[Records shown Boundary: Start]
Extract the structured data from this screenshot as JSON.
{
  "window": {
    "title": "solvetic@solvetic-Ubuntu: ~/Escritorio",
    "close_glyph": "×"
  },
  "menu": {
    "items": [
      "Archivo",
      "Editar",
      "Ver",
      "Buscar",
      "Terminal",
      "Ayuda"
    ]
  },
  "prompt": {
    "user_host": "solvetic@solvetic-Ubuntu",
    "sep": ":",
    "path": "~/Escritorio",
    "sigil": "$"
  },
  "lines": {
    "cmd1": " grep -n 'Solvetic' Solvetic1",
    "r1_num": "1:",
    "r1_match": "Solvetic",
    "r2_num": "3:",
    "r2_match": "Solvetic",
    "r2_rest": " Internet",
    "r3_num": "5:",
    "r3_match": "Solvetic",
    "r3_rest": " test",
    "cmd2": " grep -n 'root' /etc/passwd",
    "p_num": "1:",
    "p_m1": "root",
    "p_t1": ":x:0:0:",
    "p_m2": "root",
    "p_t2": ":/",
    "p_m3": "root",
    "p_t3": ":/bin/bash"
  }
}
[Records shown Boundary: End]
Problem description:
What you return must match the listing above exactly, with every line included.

Solution:
Extract the structured data from this screenshot as JSON.
{
  "window": {
    "title": "solvetic@solvetic-Ubuntu: ~/Escritorio",
    "close_glyph": "×"
  },
  "menu": {
    "items": [
      "Archivo",
      "Editar",
      "Ver",
      "Buscar",
      "Terminal",
      "Ayuda"
    ]
  },
  "prompt": {
    "user_host": "solvetic@solvetic-Ubuntu",
    "sep": ":",
    "path": "~/Escritorio",
    "sigil": "$"
  },
  "lines": {
    "cmd1": " grep -n 'Solvetic' Solvetic1",
    "r1_num": "1:",
    "r1_match": "Solvetic",
    "r2_num": "3:",
    "r2_match": "Solvetic",
    "r2_rest": " Internet",
    "r3_num": "5:",
    "r3_match": "Solvetic",
    "r3_rest": " test",
    "cmd2": " grep -n 'root' /etc/passwd",
    "p_num": "1:",
    "p_m1": "root",
    "p_t1": ":x:0:0:",
    "p_m2": "root",
    "p_t2": ":/",
    "p_m3": "root",
    "p_t3": ":/bin/bash"
  }
}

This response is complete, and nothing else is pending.